* _Your objective_
Please set down each record exactly as it appears, but leave out any pictures.

* _Data to use_
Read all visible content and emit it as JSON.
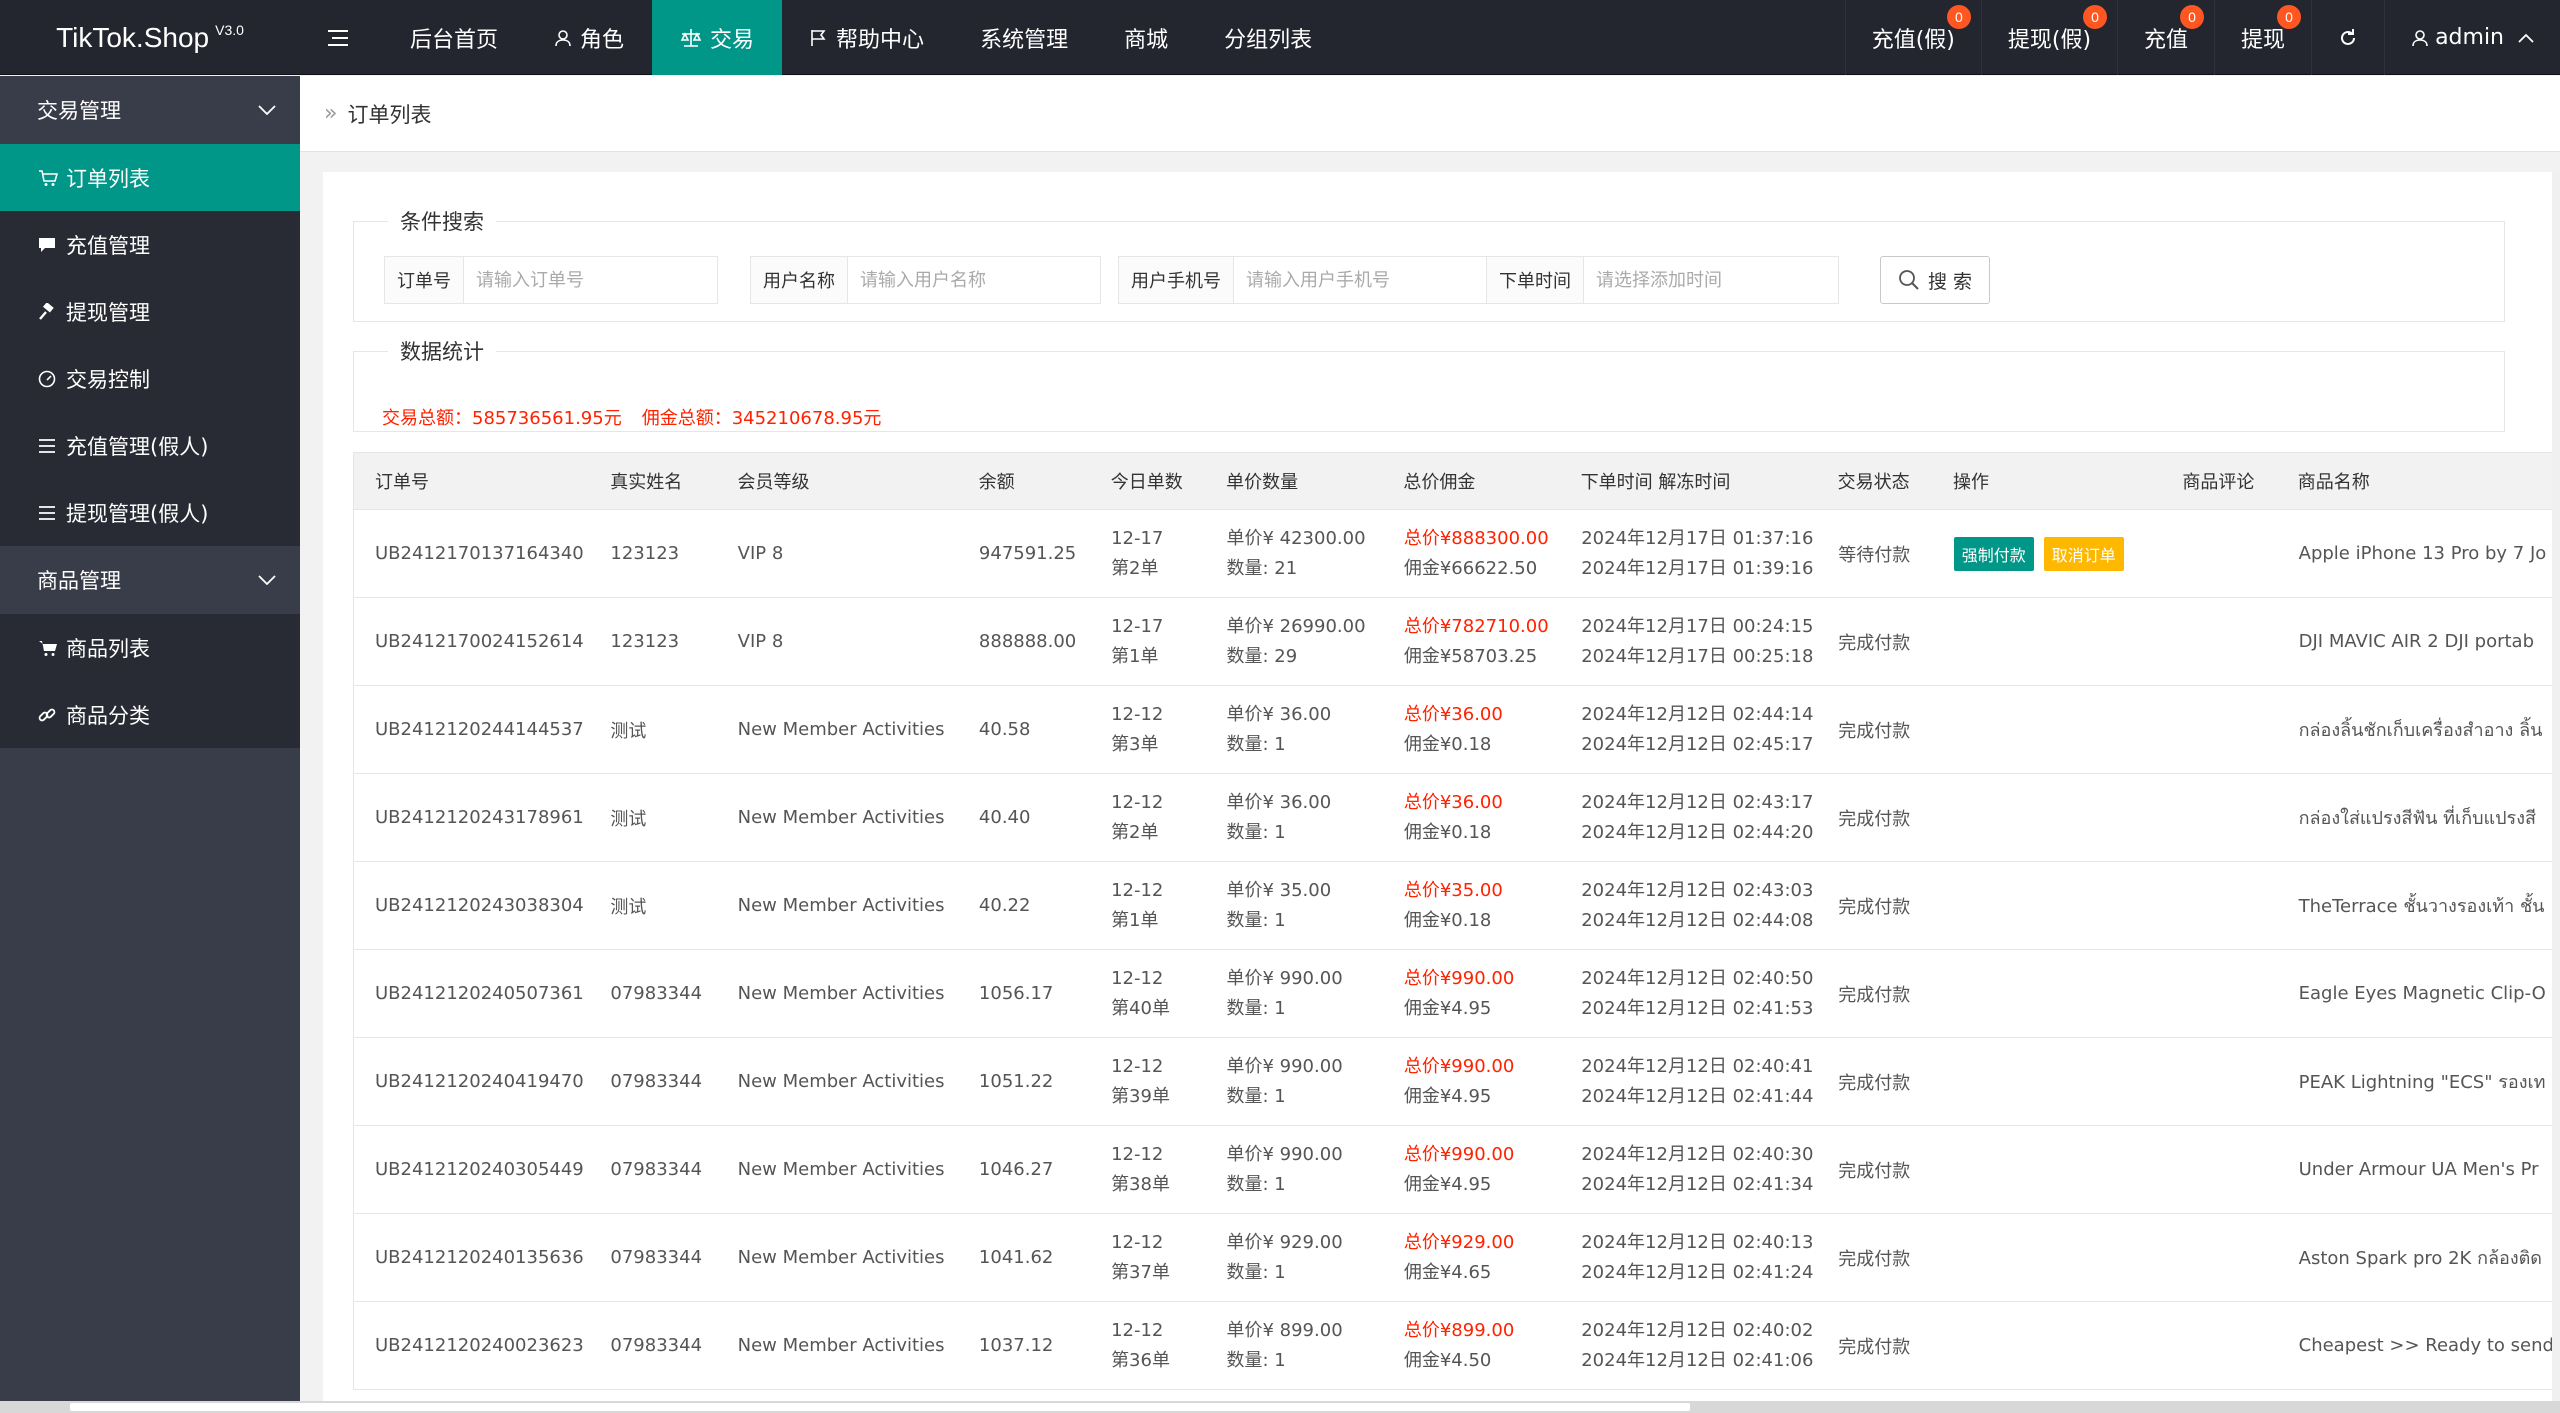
{
  "header": {
    "logo": "TikTok.Shop",
    "version": "V3.0",
    "nav": [
      {
        "label": "后台首页",
        "icon": "none"
      },
      {
        "label": "角色",
        "icon": "user-icon"
      },
      {
        "label": "交易",
        "icon": "scale-icon",
        "active": true
      },
      {
        "label": "帮助中心",
        "icon": "flag-icon"
      },
      {
        "label": "系统管理",
        "icon": "none"
      },
      {
        "label": "商城",
        "icon": "none"
      },
      {
        "label": "分组列表",
        "icon": "none"
      }
    ],
    "right": [
      {
        "label": "充值(假)",
        "badge": "0"
      },
      {
        "label": "提现(假)",
        "badge": "0"
      },
      {
        "label": "充值",
        "badge": "0"
      },
      {
        "label": "提现",
        "badge": "0"
      }
    ],
    "user": "admin"
  },
  "sidebar": {
    "groups": [
      {
        "label": "交易管理",
        "items": [
          {
            "label": "订单列表",
            "icon": "cart-icon",
            "active": true
          },
          {
            "label": "充值管理",
            "icon": "chat-icon"
          },
          {
            "label": "提现管理",
            "icon": "gavel-icon"
          },
          {
            "label": "交易控制",
            "icon": "gauge-icon"
          },
          {
            "label": "充值管理(假人)",
            "icon": "list-icon"
          },
          {
            "label": "提现管理(假人)",
            "icon": "list-icon"
          }
        ]
      },
      {
        "label": "商品管理",
        "items": [
          {
            "label": "商品列表",
            "icon": "cart-icon"
          },
          {
            "label": "商品分类",
            "icon": "link-icon"
          }
        ]
      }
    ]
  },
  "breadcrumb": "订单列表",
  "search": {
    "legend": "条件搜索",
    "fields": [
      {
        "label": "订单号",
        "placeholder": "请输入订单号"
      },
      {
        "label": "用户名称",
        "placeholder": "请输入用户名称"
      },
      {
        "label": "用户手机号",
        "placeholder": "请输入用户手机号"
      },
      {
        "label": "下单时间",
        "placeholder": "请选择添加时间"
      }
    ],
    "button": "搜 索"
  },
  "stats": {
    "legend": "数据统计",
    "total": "交易总额：585736561.95元",
    "commission": "佣金总额：345210678.95元"
  },
  "table": {
    "headers": [
      "订单号",
      "真实姓名",
      "会员等级",
      "余额",
      "今日单数",
      "单价数量",
      "总价佣金",
      "下单时间 解冻时间",
      "交易状态",
      "操作",
      "商品评论",
      "商品名称"
    ],
    "rows": [
      {
        "id": "UB2412170137164340",
        "name": "123123",
        "level": "VIP 8",
        "balance": "947591.25",
        "date": "12-17",
        "nth": "第2单",
        "price": "单价¥  42300.00",
        "qty": "数量:  21",
        "total": "总价¥888300.00",
        "comm": "佣金¥66622.50",
        "t1": "2024年12月17日 01:37:16",
        "t2": "2024年12月17日 01:39:16",
        "status": "等待付款",
        "op1": "强制付款",
        "op2": "取消订单",
        "product": "Apple iPhone 13 Pro by 7 Jo"
      },
      {
        "id": "UB2412170024152614",
        "name": "123123",
        "level": "VIP 8",
        "balance": "888888.00",
        "date": "12-17",
        "nth": "第1单",
        "price": "单价¥  26990.00",
        "qty": "数量:  29",
        "total": "总价¥782710.00",
        "comm": "佣金¥58703.25",
        "t1": "2024年12月17日 00:24:15",
        "t2": "2024年12月17日 00:25:18",
        "status": "完成付款",
        "op1": "",
        "op2": "",
        "product": "DJI MAVIC AIR 2 DJI portab"
      },
      {
        "id": "UB2412120244144537",
        "name": "测试",
        "level": "New Member Activities",
        "balance": "40.58",
        "date": "12-12",
        "nth": "第3单",
        "price": "单价¥  36.00",
        "qty": "数量:  1",
        "total": "总价¥36.00",
        "comm": "佣金¥0.18",
        "t1": "2024年12月12日 02:44:14",
        "t2": "2024年12月12日 02:45:17",
        "status": "完成付款",
        "op1": "",
        "op2": "",
        "product": "กล่องลิ้นชักเก็บเครื่องสำอาง ลิ้น"
      },
      {
        "id": "UB2412120243178961",
        "name": "测试",
        "level": "New Member Activities",
        "balance": "40.40",
        "date": "12-12",
        "nth": "第2单",
        "price": "单价¥  36.00",
        "qty": "数量:  1",
        "total": "总价¥36.00",
        "comm": "佣金¥0.18",
        "t1": "2024年12月12日 02:43:17",
        "t2": "2024年12月12日 02:44:20",
        "status": "完成付款",
        "op1": "",
        "op2": "",
        "product": "กล่องใส่แปรงสีฟัน ที่เก็บแปรงสี"
      },
      {
        "id": "UB2412120243038304",
        "name": "测试",
        "level": "New Member Activities",
        "balance": "40.22",
        "date": "12-12",
        "nth": "第1单",
        "price": "单价¥  35.00",
        "qty": "数量:  1",
        "total": "总价¥35.00",
        "comm": "佣金¥0.18",
        "t1": "2024年12月12日 02:43:03",
        "t2": "2024年12月12日 02:44:08",
        "status": "完成付款",
        "op1": "",
        "op2": "",
        "product": "TheTerrace ชั้นวางรองเท้า ชั้น"
      },
      {
        "id": "UB2412120240507361",
        "name": "07983344",
        "level": "New Member Activities",
        "balance": "1056.17",
        "date": "12-12",
        "nth": "第40单",
        "price": "单价¥  990.00",
        "qty": "数量:  1",
        "total": "总价¥990.00",
        "comm": "佣金¥4.95",
        "t1": "2024年12月12日 02:40:50",
        "t2": "2024年12月12日 02:41:53",
        "status": "完成付款",
        "op1": "",
        "op2": "",
        "product": "Eagle Eyes Magnetic Clip-O"
      },
      {
        "id": "UB2412120240419470",
        "name": "07983344",
        "level": "New Member Activities",
        "balance": "1051.22",
        "date": "12-12",
        "nth": "第39单",
        "price": "单价¥  990.00",
        "qty": "数量:  1",
        "total": "总价¥990.00",
        "comm": "佣金¥4.95",
        "t1": "2024年12月12日 02:40:41",
        "t2": "2024年12月12日 02:41:44",
        "status": "完成付款",
        "op1": "",
        "op2": "",
        "product": "PEAK Lightning \"ECS\" รองเท"
      },
      {
        "id": "UB2412120240305449",
        "name": "07983344",
        "level": "New Member Activities",
        "balance": "1046.27",
        "date": "12-12",
        "nth": "第38单",
        "price": "单价¥  990.00",
        "qty": "数量:  1",
        "total": "总价¥990.00",
        "comm": "佣金¥4.95",
        "t1": "2024年12月12日 02:40:30",
        "t2": "2024年12月12日 02:41:34",
        "status": "完成付款",
        "op1": "",
        "op2": "",
        "product": "Under Armour UA Men's Pr"
      },
      {
        "id": "UB2412120240135636",
        "name": "07983344",
        "level": "New Member Activities",
        "balance": "1041.62",
        "date": "12-12",
        "nth": "第37单",
        "price": "单价¥  929.00",
        "qty": "数量:  1",
        "total": "总价¥929.00",
        "comm": "佣金¥4.65",
        "t1": "2024年12月12日 02:40:13",
        "t2": "2024年12月12日 02:41:24",
        "status": "完成付款",
        "op1": "",
        "op2": "",
        "product": "Aston Spark pro 2K กล้องติด"
      },
      {
        "id": "UB2412120240023623",
        "name": "07983344",
        "level": "New Member Activities",
        "balance": "1037.12",
        "date": "12-12",
        "nth": "第36单",
        "price": "单价¥  899.00",
        "qty": "数量:  1",
        "total": "总价¥899.00",
        "comm": "佣金¥4.50",
        "t1": "2024年12月12日 02:40:02",
        "t2": "2024年12月12日 02:41:06",
        "status": "完成付款",
        "op1": "",
        "op2": "",
        "product": "Cheapest >> Ready to send"
      }
    ]
  }
}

* _Written answer_
Read all visible content and emit it as JSON.
{
  "header": {
    "logo": "TikTok.Shop",
    "version": "V3.0",
    "nav": [
      {
        "label": "后台首页",
        "icon": "none"
      },
      {
        "label": "角色",
        "icon": "user-icon"
      },
      {
        "label": "交易",
        "icon": "scale-icon",
        "active": true
      },
      {
        "label": "帮助中心",
        "icon": "flag-icon"
      },
      {
        "label": "系统管理",
        "icon": "none"
      },
      {
        "label": "商城",
        "icon": "none"
      },
      {
        "label": "分组列表",
        "icon": "none"
      }
    ],
    "right": [
      {
        "label": "充值(假)",
        "badge": "0"
      },
      {
        "label": "提现(假)",
        "badge": "0"
      },
      {
        "label": "充值",
        "badge": "0"
      },
      {
        "label": "提现",
        "badge": "0"
      }
    ],
    "user": "admin"
  },
  "sidebar": {
    "groups": [
      {
        "label": "交易管理",
        "items": [
          {
            "label": "订单列表",
            "icon": "cart-icon",
            "active": true
          },
          {
            "label": "充值管理",
            "icon": "chat-icon"
          },
          {
            "label": "提现管理",
            "icon": "gavel-icon"
          },
          {
            "label": "交易控制",
            "icon": "gauge-icon"
          },
          {
            "label": "充值管理(假人)",
            "icon": "list-icon"
          },
          {
            "label": "提现管理(假人)",
            "icon": "list-icon"
          }
        ]
      },
      {
        "label": "商品管理",
        "items": [
          {
            "label": "商品列表",
            "icon": "cart-icon"
          },
          {
            "label": "商品分类",
            "icon": "link-icon"
          }
        ]
      }
    ]
  },
  "breadcrumb": "订单列表",
  "search": {
    "legend": "条件搜索",
    "fields": [
      {
        "label": "订单号",
        "placeholder": "请输入订单号"
      },
      {
        "label": "用户名称",
        "placeholder": "请输入用户名称"
      },
      {
        "label": "用户手机号",
        "placeholder": "请输入用户手机号"
      },
      {
        "label": "下单时间",
        "placeholder": "请选择添加时间"
      }
    ],
    "button": "搜 索"
  },
  "stats": {
    "legend": "数据统计",
    "total": "交易总额：585736561.95元",
    "commission": "佣金总额：345210678.95元"
  },
  "table": {
    "headers": [
      "订单号",
      "真实姓名",
      "会员等级",
      "余额",
      "今日单数",
      "单价数量",
      "总价佣金",
      "下单时间 解冻时间",
      "交易状态",
      "操作",
      "商品评论",
      "商品名称"
    ],
    "rows": [
      {
        "id": "UB2412170137164340",
        "name": "123123",
        "level": "VIP 8",
        "balance": "947591.25",
        "date": "12-17",
        "nth": "第2单",
        "price": "单价¥  42300.00",
        "qty": "数量:  21",
        "total": "总价¥888300.00",
        "comm": "佣金¥66622.50",
        "t1": "2024年12月17日 01:37:16",
        "t2": "2024年12月17日 01:39:16",
        "status": "等待付款",
        "op1": "强制付款",
        "op2": "取消订单",
        "product": "Apple iPhone 13 Pro by 7 Jo"
      },
      {
        "id": "UB2412170024152614",
        "name": "123123",
        "level": "VIP 8",
        "balance": "888888.00",
        "date": "12-17",
        "nth": "第1单",
        "price": "单价¥  26990.00",
        "qty": "数量:  29",
        "total": "总价¥782710.00",
        "comm": "佣金¥58703.25",
        "t1": "2024年12月17日 00:24:15",
        "t2": "2024年12月17日 00:25:18",
        "status": "完成付款",
        "op1": "",
        "op2": "",
        "product": "DJI MAVIC AIR 2 DJI portab"
      },
      {
        "id": "UB2412120244144537",
        "name": "测试",
        "level": "New Member Activities",
        "balance": "40.58",
        "date": "12-12",
        "nth": "第3单",
        "price": "单价¥  36.00",
        "qty": "数量:  1",
        "total": "总价¥36.00",
        "comm": "佣金¥0.18",
        "t1": "2024年12月12日 02:44:14",
        "t2": "2024年12月12日 02:45:17",
        "status": "完成付款",
        "op1": "",
        "op2": "",
        "product": "กล่องลิ้นชักเก็บเครื่องสำอาง ลิ้น"
      },
      {
        "id": "UB2412120243178961",
        "name": "测试",
        "level": "New Member Activities",
        "balance": "40.40",
        "date": "12-12",
        "nth": "第2单",
        "price": "单价¥  36.00",
        "qty": "数量:  1",
        "total": "总价¥36.00",
        "comm": "佣金¥0.18",
        "t1": "2024年12月12日 02:43:17",
        "t2": "2024年12月12日 02:44:20",
        "status": "完成付款",
        "op1": "",
        "op2": "",
        "product": "กล่องใส่แปรงสีฟัน ที่เก็บแปรงสี"
      },
      {
        "id": "UB2412120243038304",
        "name": "测试",
        "level": "New Member Activities",
        "balance": "40.22",
        "date": "12-12",
        "nth": "第1单",
        "price": "单价¥  35.00",
        "qty": "数量:  1",
        "total": "总价¥35.00",
        "comm": "佣金¥0.18",
        "t1": "2024年12月12日 02:43:03",
        "t2": "2024年12月12日 02:44:08",
        "status": "完成付款",
        "op1": "",
        "op2": "",
        "product": "TheTerrace ชั้นวางรองเท้า ชั้น"
      },
      {
        "id": "UB2412120240507361",
        "name": "07983344",
        "level": "New Member Activities",
        "balance": "1056.17",
        "date": "12-12",
        "nth": "第40单",
        "price": "单价¥  990.00",
        "qty": "数量:  1",
        "total": "总价¥990.00",
        "comm": "佣金¥4.95",
        "t1": "2024年12月12日 02:40:50",
        "t2": "2024年12月12日 02:41:53",
        "status": "完成付款",
        "op1": "",
        "op2": "",
        "product": "Eagle Eyes Magnetic Clip-O"
      },
      {
        "id": "UB2412120240419470",
        "name": "07983344",
        "level": "New Member Activities",
        "balance": "1051.22",
        "date": "12-12",
        "nth": "第39单",
        "price": "单价¥  990.00",
        "qty": "数量:  1",
        "total": "总价¥990.00",
        "comm": "佣金¥4.95",
        "t1": "2024年12月12日 02:40:41",
        "t2": "2024年12月12日 02:41:44",
        "status": "完成付款",
        "op1": "",
        "op2": "",
        "product": "PEAK Lightning \"ECS\" รองเท"
      },
      {
        "id": "UB2412120240305449",
        "name": "07983344",
        "level": "New Member Activities",
        "balance": "1046.27",
        "date": "12-12",
        "nth": "第38单",
        "price": "单价¥  990.00",
        "qty": "数量:  1",
        "total": "总价¥990.00",
        "comm": "佣金¥4.95",
        "t1": "2024年12月12日 02:40:30",
        "t2": "2024年12月12日 02:41:34",
        "status": "完成付款",
        "op1": "",
        "op2": "",
        "product": "Under Armour UA Men's Pr"
      },
      {
        "id": "UB2412120240135636",
        "name": "07983344",
        "level": "New Member Activities",
        "balance": "1041.62",
        "date": "12-12",
        "nth": "第37单",
        "price": "单价¥  929.00",
        "qty": "数量:  1",
        "total": "总价¥929.00",
        "comm": "佣金¥4.65",
        "t1": "2024年12月12日 02:40:13",
        "t2": "2024年12月12日 02:41:24",
        "status": "完成付款",
        "op1": "",
        "op2": "",
        "product": "Aston Spark pro 2K กล้องติด"
      },
      {
        "id": "UB2412120240023623",
        "name": "07983344",
        "level": "New Member Activities",
        "balance": "1037.12",
        "date": "12-12",
        "nth": "第36单",
        "price": "单价¥  899.00",
        "qty": "数量:  1",
        "total": "总价¥899.00",
        "comm": "佣金¥4.50",
        "t1": "2024年12月12日 02:40:02",
        "t2": "2024年12月12日 02:41:06",
        "status": "完成付款",
        "op1": "",
        "op2": "",
        "product": "Cheapest >> Ready to send"
      }
    ]
  }
}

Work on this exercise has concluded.